|Fiona Apple performs on the opening night of a tour at the Roseland Theater in Portland, Oregon, in this file photo. (REUTERS/Richard Clement/Files)
TORONTO - After 90 minutes Wednesday evening at Toronto's Sound Academy, Fiona Apple mustered a mere “thank you” and “this is the encore.”
Yet the lack of interaction with the attentive audience was made up for by a performance that was totally eye and ear catching.
The singer, who gained notoriety as a teen with her 1996 debut album Tidal, was a wave of different emotions throughout her 17-song set, rarely standing still but seemingly always in control of songs which are equal parts soul, jazz and pop.
Part of the allure with Apple also lies in the unpredictability of her shows despite a set that has remained rather rigid throughout this tour behind The Idler Wheel.... From her interpretive dancing during the ballsy, strutting Sleep To Dream to the quirkier, Tom Waits-ish Extraordinary Machine, the waif-like artist never fell off the rails.
If there was one lone drawback it might have been when she pushed her voice to its limits, occasionally moving from a hushed Norah Jones or PJ Harvey-like tone to a far raspier delivery which could've spelled disaster. This was almost the case on Shadowboxer before she reined things in.
Thankfully, Apple kept it together by using her new album as a complement to the set, not overloading the gig with new material. After the tempo-changing Fast As You Can with its strobe lighting got the crowd's attention, Apple took a swig of water and went straight into the next song, this time the bluesy, jazz-influenced On The Bound.
Moving occasionally to her piano on the right hand side of the stage, the singer fed off her tight but adventurous five-piece supporting cast including a drummer and percussionist. This was particularly true on Paper Bag and the moody, groove-riddled Get Gone, two of five numbers she performed from 1999's When The Pawn...
When she didn't push the issue or her pipes to their peak, Apple was more than aurally appealing. Anything We Want was solid as was the gorgeous I Know, the latter a wistful ballad backed by a sweet, sparse arrangement which earned a loud ovation.
Given that Apple isn't exactly a road warrior in terms of regular touring, Apple managed to mix all four albums together fairly well. By the time she threw herself into the warped lullaby feel of Every Single Night, she could do no wrong. Even dropping down or crouching at the conclusion of some tunes was met with great applause.
Following Not About Love which she belted out portions to, the 34-year-old singer concluded the 16-song main set with the combination of a country-hued Carrion and the almost radio-friendly Criminal.

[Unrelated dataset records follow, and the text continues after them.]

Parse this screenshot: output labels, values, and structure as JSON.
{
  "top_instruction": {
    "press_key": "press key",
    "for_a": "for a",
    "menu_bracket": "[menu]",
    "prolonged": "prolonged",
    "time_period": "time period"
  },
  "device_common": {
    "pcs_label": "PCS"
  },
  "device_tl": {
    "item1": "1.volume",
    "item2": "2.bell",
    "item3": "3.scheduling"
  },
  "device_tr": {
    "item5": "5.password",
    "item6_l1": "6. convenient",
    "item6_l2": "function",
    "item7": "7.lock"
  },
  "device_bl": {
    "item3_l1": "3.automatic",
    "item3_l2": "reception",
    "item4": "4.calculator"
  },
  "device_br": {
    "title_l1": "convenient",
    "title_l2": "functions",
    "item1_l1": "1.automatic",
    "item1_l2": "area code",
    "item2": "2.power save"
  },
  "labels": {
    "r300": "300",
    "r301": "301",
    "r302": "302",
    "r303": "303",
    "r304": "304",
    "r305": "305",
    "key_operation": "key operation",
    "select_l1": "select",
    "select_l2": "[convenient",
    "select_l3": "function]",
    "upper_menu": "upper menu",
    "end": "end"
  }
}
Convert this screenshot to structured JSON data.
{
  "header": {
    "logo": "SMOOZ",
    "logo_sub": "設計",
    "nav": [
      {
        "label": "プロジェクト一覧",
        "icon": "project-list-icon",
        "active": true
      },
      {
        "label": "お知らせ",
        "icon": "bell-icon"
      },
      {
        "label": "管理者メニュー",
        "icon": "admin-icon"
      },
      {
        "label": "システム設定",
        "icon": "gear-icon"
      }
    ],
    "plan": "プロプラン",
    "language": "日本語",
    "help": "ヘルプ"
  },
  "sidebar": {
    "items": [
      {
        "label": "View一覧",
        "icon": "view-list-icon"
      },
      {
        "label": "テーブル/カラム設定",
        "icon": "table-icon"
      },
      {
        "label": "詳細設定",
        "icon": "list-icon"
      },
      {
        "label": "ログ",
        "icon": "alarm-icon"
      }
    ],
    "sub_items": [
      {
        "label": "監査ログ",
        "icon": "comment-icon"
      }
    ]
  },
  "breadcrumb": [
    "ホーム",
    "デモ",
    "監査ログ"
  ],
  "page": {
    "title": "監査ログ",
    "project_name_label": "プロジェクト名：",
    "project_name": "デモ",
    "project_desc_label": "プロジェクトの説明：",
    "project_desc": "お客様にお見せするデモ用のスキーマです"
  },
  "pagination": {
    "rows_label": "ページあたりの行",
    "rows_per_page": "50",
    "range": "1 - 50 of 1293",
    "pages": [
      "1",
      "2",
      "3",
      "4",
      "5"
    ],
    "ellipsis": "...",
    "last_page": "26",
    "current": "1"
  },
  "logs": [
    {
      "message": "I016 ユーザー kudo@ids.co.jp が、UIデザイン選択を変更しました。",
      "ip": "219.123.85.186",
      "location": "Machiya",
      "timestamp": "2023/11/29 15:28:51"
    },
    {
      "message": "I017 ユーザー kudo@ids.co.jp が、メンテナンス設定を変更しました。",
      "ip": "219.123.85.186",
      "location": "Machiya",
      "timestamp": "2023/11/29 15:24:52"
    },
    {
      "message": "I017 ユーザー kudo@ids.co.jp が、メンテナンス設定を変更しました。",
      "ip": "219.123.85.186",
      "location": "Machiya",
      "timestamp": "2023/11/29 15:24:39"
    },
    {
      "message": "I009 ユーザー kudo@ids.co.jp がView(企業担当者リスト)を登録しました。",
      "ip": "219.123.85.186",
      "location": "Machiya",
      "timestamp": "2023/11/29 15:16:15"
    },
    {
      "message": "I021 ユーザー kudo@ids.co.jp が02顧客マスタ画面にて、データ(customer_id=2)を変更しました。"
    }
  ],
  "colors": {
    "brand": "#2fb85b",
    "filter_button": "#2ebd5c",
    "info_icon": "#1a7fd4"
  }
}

By this time Apple and crew were caked in sweat, so all decided against the usual leave-then-return encore schtick. An eclectic rendition of the late Conway Twitty's It's Only Make Believe ended a very real, dazzling gig.
Fast As You Can
On The Bound
Anything We Want
Sleep To Dream
Tymps (The Sick In The Head Song)
Every Single Night
Not About Love
It's Only Make Believe (Conway Twitty)